Yeah, that's kind of what it was like!
What was the process in the hangar? I mean, is this something where they were very intensely focused on you and the passengers or were they more focused on the plane?
Well, I'd say there was two things. So once we were all in the hangar, it was mostly about giving us information. They gave us some water and a snack if you were hungry. But, you know, it was the area behind the luggage carousels where they load in the luggage, but basically a big open hanger. And it dawned on me about halfway through the little briefing we were getting that there were a whole lot of police at one end and a whole lot of police on the other end. And, you know, we were contained I would say in the same way that the plane was contained. Which makes sense when you think that they don't know if the person who wrote the note is in the group and they don't know if the person who wrote the note is a danger. So you realized after a while that we were being scrutinized as well as the plane and the bags.
What do you make of the overall response for this incident? I mean, you know, you're fairly high level in in Vermont government. This has got to be a little bit unique for you. But what do you make of the response at Burlington International?
I think they did a fantastic job. You know, they're presented with what seems to be an imminent threat. They can't just blow it off. They have to treat it at the highest level, partially because it's happening in the air in real time. So they got a call from the plane while it was still above Vermont. So I appreciated everything they did. It was all well thought out. And I think in terms of the passengers and what we all had to go through, it was obviously stressful, but much less so because of the way they handled it. So I appreciated that.
And how are you now that you've had basically only a few hours really to decompress after experiencing something like this?
I'm fine. But you know my traveling days are over for a few months so I'm kind of glad about that.
Vermont state Senate Pro Tem Phil Baruth speaking with WAMC’s North Country Bureau Chief Pat Bradley.
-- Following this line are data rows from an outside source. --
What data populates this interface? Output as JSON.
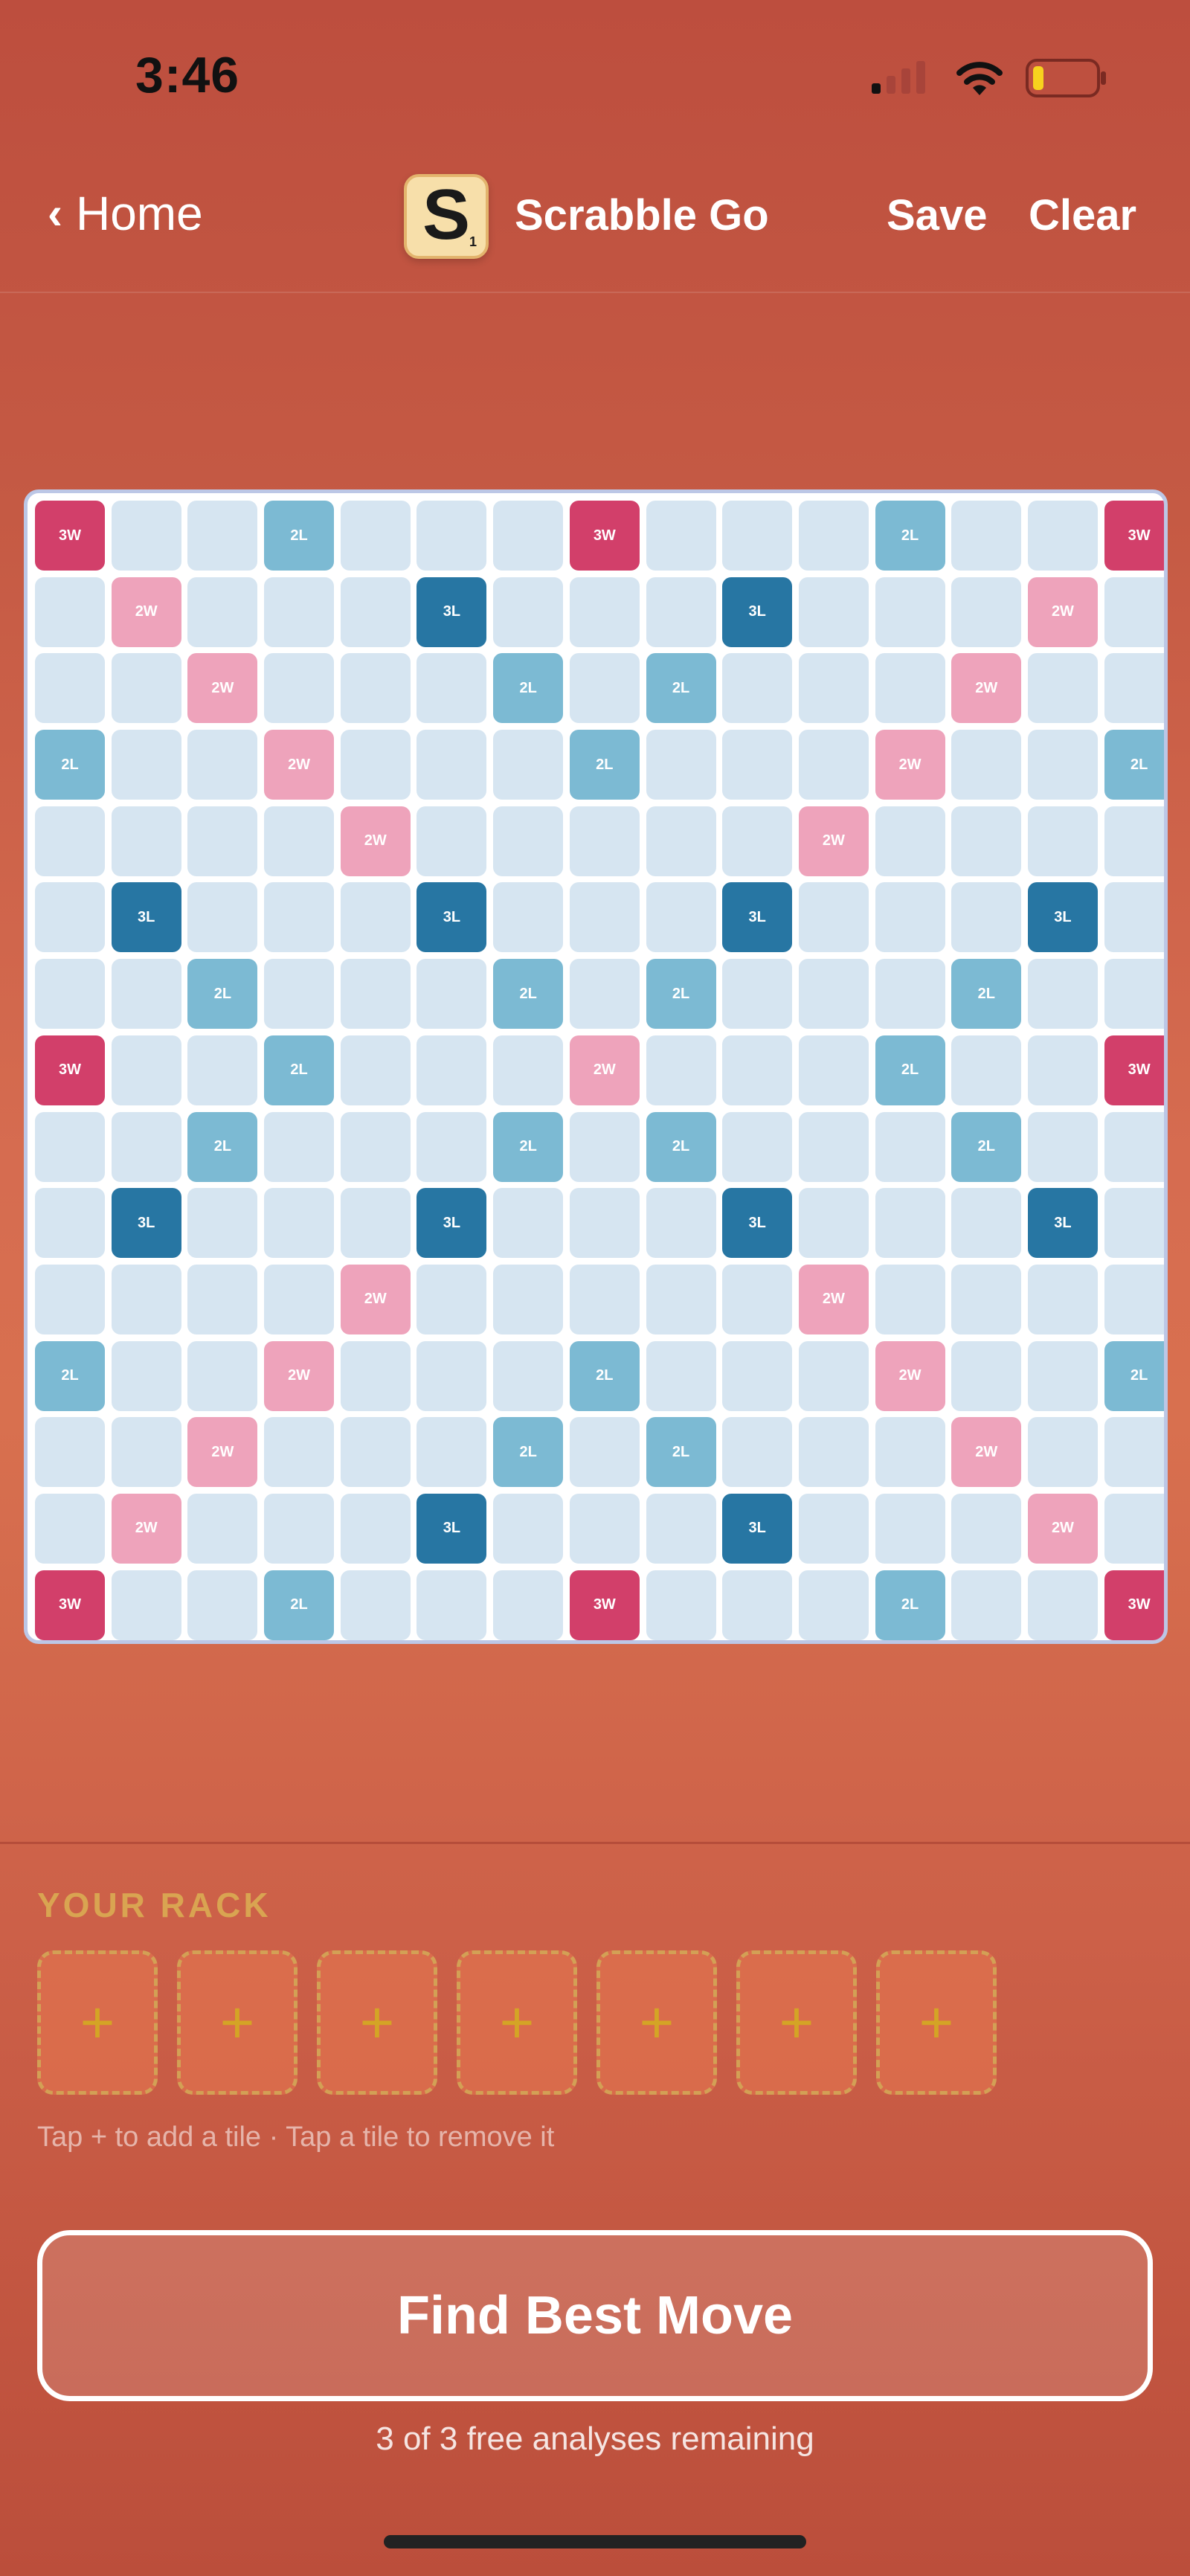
{
  "status_bar": {
    "time": "3:46"
  },
  "nav": {
    "back_label": "Home",
    "logo_letter": "S",
    "logo_points": "1",
    "title": "Scrabble Go",
    "save_label": "Save",
    "clear_label": "Clear"
  },
  "board": {
    "rows": [
      [
        "3W",
        "",
        "",
        "2L",
        "",
        "",
        "",
        "3W",
        "",
        "",
        "",
        "2L",
        "",
        "",
        "3W"
      ],
      [
        "",
        "2W",
        "",
        "",
        "",
        "3L",
        "",
        "",
        "",
        "3L",
        "",
        "",
        "",
        "2W",
        ""
      ],
      [
        "",
        "",
        "2W",
        "",
        "",
        "",
        "2L",
        "",
        "2L",
        "",
        "",
        "",
        "2W",
        "",
        ""
      ],
      [
        "2L",
        "",
        "",
        "2W",
        "",
        "",
        "",
        "2L",
        "",
        "",
        "",
        "2W",
        "",
        "",
        "2L"
      ],
      [
        "",
        "",
        "",
        "",
        "2W",
        "",
        "",
        "",
        "",
        "",
        "2W",
        "",
        "",
        "",
        ""
      ],
      [
        "",
        "3L",
        "",
        "",
        "",
        "3L",
        "",
        "",
        "",
        "3L",
        "",
        "",
        "",
        "3L",
        ""
      ],
      [
        "",
        "",
        "2L",
        "",
        "",
        "",
        "2L",
        "",
        "2L",
        "",
        "",
        "",
        "2L",
        "",
        ""
      ],
      [
        "3W",
        "",
        "",
        "2L",
        "",
        "",
        "",
        "2W",
        "",
        "",
        "",
        "2L",
        "",
        "",
        "3W"
      ],
      [
        "",
        "",
        "2L",
        "",
        "",
        "",
        "2L",
        "",
        "2L",
        "",
        "",
        "",
        "2L",
        "",
        ""
      ],
      [
        "",
        "3L",
        "",
        "",
        "",
        "3L",
        "",
        "",
        "",
        "3L",
        "",
        "",
        "",
        "3L",
        ""
      ],
      [
        "",
        "",
        "",
        "",
        "2W",
        "",
        "",
        "",
        "",
        "",
        "2W",
        "",
        "",
        "",
        ""
      ],
      [
        "2L",
        "",
        "",
        "2W",
        "",
        "",
        "",
        "2L",
        "",
        "",
        "",
        "2W",
        "",
        "",
        "2L"
      ],
      [
        "",
        "",
        "2W",
        "",
        "",
        "",
        "2L",
        "",
        "2L",
        "",
        "",
        "",
        "2W",
        "",
        ""
      ],
      [
        "",
        "2W",
        "",
        "",
        "",
        "3L",
        "",
        "",
        "",
        "3L",
        "",
        "",
        "",
        "2W",
        ""
      ],
      [
        "3W",
        "",
        "",
        "2L",
        "",
        "",
        "",
        "3W",
        "",
        "",
        "",
        "2L",
        "",
        "",
        "3W"
      ]
    ]
  },
  "rack": {
    "title": "YOUR RACK",
    "slots": [
      "+",
      "+",
      "+",
      "+",
      "+",
      "+",
      "+"
    ],
    "hint": "Tap + to add a tile · Tap a tile to remove it"
  },
  "actions": {
    "find_label": "Find Best Move",
    "free_remaining": "3 of 3 free analyses remaining"
  },
  "colors": {
    "triple_word": "#d23f6a",
    "double_word": "#eea3bb",
    "triple_letter": "#2776a3",
    "double_letter": "#7cbad3",
    "empty_cell": "#d6e5f1"
  },
  "icons": {
    "signal": "cellular-signal-icon",
    "wifi": "wifi-icon",
    "battery": "battery-low-icon"
  }
}
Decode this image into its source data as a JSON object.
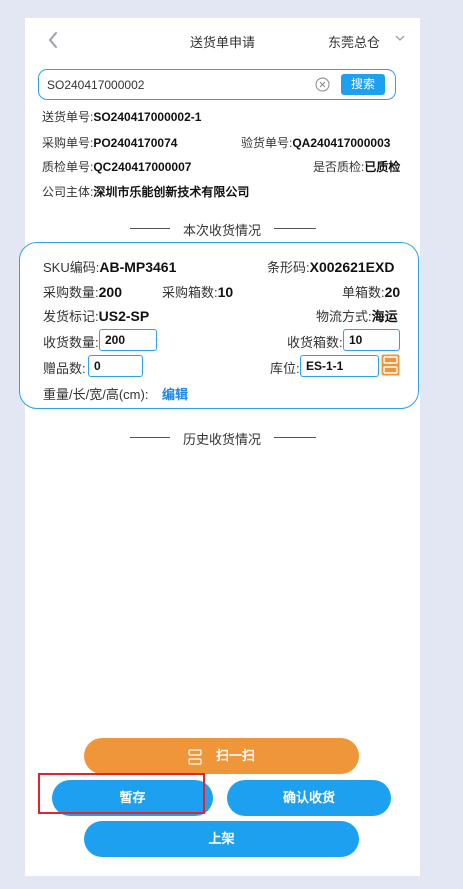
{
  "header": {
    "title": "送货单申请",
    "warehouse": "东莞总仓"
  },
  "search": {
    "value": "SO240417000002",
    "button": "搜索"
  },
  "info": {
    "delivery_no_label": "送货单号:",
    "delivery_no": "SO240417000002-1",
    "po_no_label": "采购单号:",
    "po_no": "PO2404170074",
    "inspect_no_label": "验货单号:",
    "inspect_no": "QA240417000003",
    "qc_no_label": "质检单号:",
    "qc_no": "QC240417000007",
    "qc_status_label": "是否质检:",
    "qc_status": "已质检",
    "company_label": "公司主体:",
    "company": "深圳市乐能创新技术有限公司"
  },
  "sections": {
    "current": "本次收货情况",
    "history": "历史收货情况"
  },
  "card": {
    "sku_label": "SKU编码:",
    "sku": "AB-MP3461",
    "barcode_label": "条形码:",
    "barcode": "X002621EXD",
    "purchase_qty_label": "采购数量:",
    "purchase_qty": "200",
    "purchase_boxes_label": "采购箱数:",
    "purchase_boxes": "10",
    "per_box_label": "单箱数:",
    "per_box": "20",
    "ship_mark_label": "发货标记:",
    "ship_mark": "US2-SP",
    "logistics_label": "物流方式:",
    "logistics": "海运",
    "recv_qty_label": "收货数量:",
    "recv_qty": "200",
    "recv_boxes_label": "收货箱数:",
    "recv_boxes": "10",
    "gift_label": "赠品数:",
    "gift": "0",
    "location_label": "库位:",
    "location": "ES-1-1",
    "dims_label": "重量/长/宽/高(cm):",
    "edit": "编辑"
  },
  "buttons": {
    "scan": "扫一扫",
    "save": "暂存",
    "confirm": "确认收货",
    "shelf": "上架"
  },
  "colors": {
    "primary": "#1ea0f0",
    "scan": "#f0963a",
    "highlight": "#e5232b",
    "border": "#2ea1e8"
  }
}
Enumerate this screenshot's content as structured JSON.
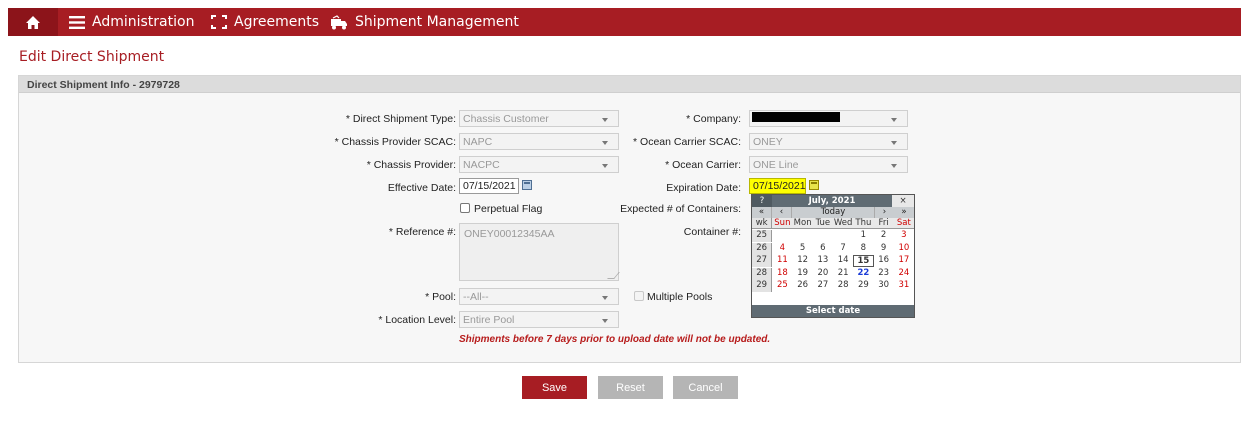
{
  "nav": {
    "items": [
      {
        "label": "Administration",
        "icon": "menu-icon"
      },
      {
        "label": "Agreements",
        "icon": "agreements-icon"
      },
      {
        "label": "Shipment Management",
        "icon": "truck-icon"
      }
    ],
    "color": "#a71d23"
  },
  "page": {
    "title": "Edit Direct Shipment"
  },
  "panel": {
    "title": "Direct Shipment Info - 2979728"
  },
  "form": {
    "shipment_type": {
      "label": "* Direct Shipment Type:",
      "value": "Chassis Customer"
    },
    "provider_scac": {
      "label": "* Chassis Provider SCAC:",
      "value": "NAPC"
    },
    "provider": {
      "label": "* Chassis Provider:",
      "value": "NACPC"
    },
    "effective_date": {
      "label": "Effective Date:",
      "value": "07/15/2021"
    },
    "perpetual_flag": {
      "label": "Perpetual Flag"
    },
    "reference": {
      "label": "* Reference #:",
      "value": "ONEY00012345AA"
    },
    "pool": {
      "label": "* Pool:",
      "value": "--All--"
    },
    "multiple_pools": {
      "label": "Multiple Pools"
    },
    "location_level": {
      "label": "* Location Level:",
      "value": "Entire Pool"
    },
    "company": {
      "label": "* Company:"
    },
    "ocean_scac": {
      "label": "* Ocean Carrier SCAC:",
      "value": "ONEY"
    },
    "ocean_carrier": {
      "label": "* Ocean Carrier:",
      "value": "ONE Line"
    },
    "expiration_date": {
      "label": "Expiration Date:",
      "value": "07/15/2021"
    },
    "expected_containers": {
      "label": "Expected # of Containers:"
    },
    "container": {
      "label": "Container #:"
    },
    "warning": "Shipments before 7 days prior to upload date will not be updated."
  },
  "buttons": {
    "save": "Save",
    "reset": "Reset",
    "cancel": "Cancel"
  },
  "calendar": {
    "help": "?",
    "title": "July, 2021",
    "close": "×",
    "prev_year": "«",
    "prev_month": "‹",
    "today": "Today",
    "next_month": "›",
    "next_year": "»",
    "days": [
      "wk",
      "Sun",
      "Mon",
      "Tue",
      "Wed",
      "Thu",
      "Fri",
      "Sat"
    ],
    "weeks": [
      [
        "25",
        "",
        "",
        "",
        "",
        "1",
        "2",
        "3"
      ],
      [
        "26",
        "4",
        "5",
        "6",
        "7",
        "8",
        "9",
        "10"
      ],
      [
        "27",
        "11",
        "12",
        "13",
        "14",
        "15",
        "16",
        "17"
      ],
      [
        "28",
        "18",
        "19",
        "20",
        "21",
        "22",
        "23",
        "24"
      ],
      [
        "29",
        "25",
        "26",
        "27",
        "28",
        "29",
        "30",
        "31"
      ]
    ],
    "footer": "Select date"
  }
}
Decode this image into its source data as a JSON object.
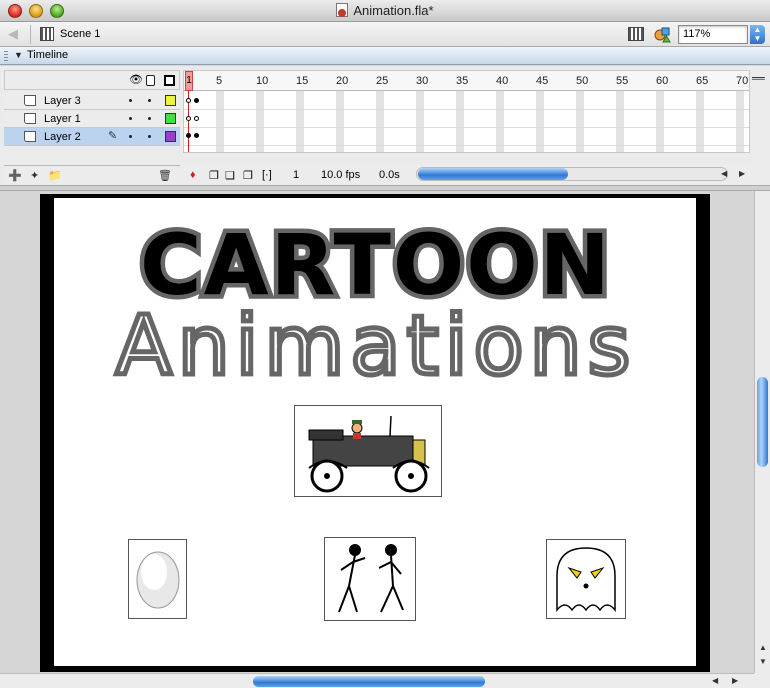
{
  "window": {
    "title": "Animation.fla*"
  },
  "editbar": {
    "scene_label": "Scene 1",
    "zoom_value": "117%"
  },
  "panel": {
    "title": "Timeline"
  },
  "timeline": {
    "layers": [
      {
        "name": "Layer 3",
        "color": "#f0f040",
        "selected": false
      },
      {
        "name": "Layer 1",
        "color": "#40e040",
        "selected": false
      },
      {
        "name": "Layer 2",
        "color": "#9a40c8",
        "selected": true
      }
    ],
    "ruler": [
      "1",
      "5",
      "10",
      "15",
      "20",
      "25",
      "30",
      "35",
      "40",
      "45",
      "50",
      "55",
      "60",
      "65",
      "70"
    ],
    "current_frame": "1",
    "frame_rate": "10.0 fps",
    "elapsed_time": "0.0s"
  },
  "stage": {
    "title_text": "CARTOON",
    "subtitle_text": "Animations"
  },
  "icons": {
    "eye": "eye-icon",
    "lock": "lock-icon",
    "outline": "outline-icon",
    "pencil": "pencil-icon",
    "trash": "trash-icon",
    "scene": "scene-icon"
  }
}
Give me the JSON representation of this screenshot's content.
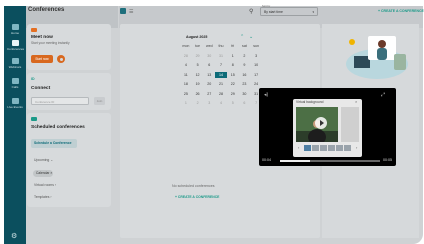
{
  "app": {
    "title": "Conferences"
  },
  "rail": {
    "items": [
      "Home",
      "Conferences",
      "Webinars",
      "Calls",
      "Live Events"
    ]
  },
  "meet_now": {
    "title": "Meet now",
    "subtitle": "Start your meeting instantly",
    "button": "Start now"
  },
  "connect": {
    "id_label": "ID",
    "title": "Connect",
    "placeholder": "Conference ID",
    "go": "Join"
  },
  "scheduled": {
    "title": "Scheduled conferences",
    "schedule_button": "Schedule a Conference",
    "upcoming": "Upcoming",
    "calendar": "Calendar",
    "virtual_rooms": "Virtual rooms",
    "templates": "Templates"
  },
  "toolbar": {
    "sort_label": "Sort by",
    "sort_value": "By start time",
    "create": "+ CREATE A CONFERENCE"
  },
  "calendar": {
    "month": "August 2025",
    "weekdays": [
      "mon",
      "tue",
      "wed",
      "thu",
      "fri",
      "sat",
      "sun"
    ],
    "days": [
      "28",
      "29",
      "30",
      "31",
      "1",
      "2",
      "3",
      "4",
      "5",
      "6",
      "7",
      "8",
      "9",
      "10",
      "11",
      "12",
      "13",
      "14",
      "15",
      "16",
      "17",
      "18",
      "19",
      "20",
      "21",
      "22",
      "23",
      "24",
      "25",
      "26",
      "27",
      "28",
      "29",
      "30",
      "31",
      "1",
      "2",
      "3",
      "4",
      "5",
      "6",
      "7"
    ],
    "today": "14"
  },
  "main": {
    "empty": "No scheduled conferences",
    "create": "+ CREATE A CONFERENCE"
  },
  "video": {
    "time_start": "00:04",
    "time_end": "00:05",
    "progress": 0.3,
    "popup_title": "Virtual background"
  }
}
Baruth was a passenger on Sunday’s United Airlines flight into Burlington, Vermont, which was subject to an emergency investigation upon landing to due to what authorities said was a non-credible threat.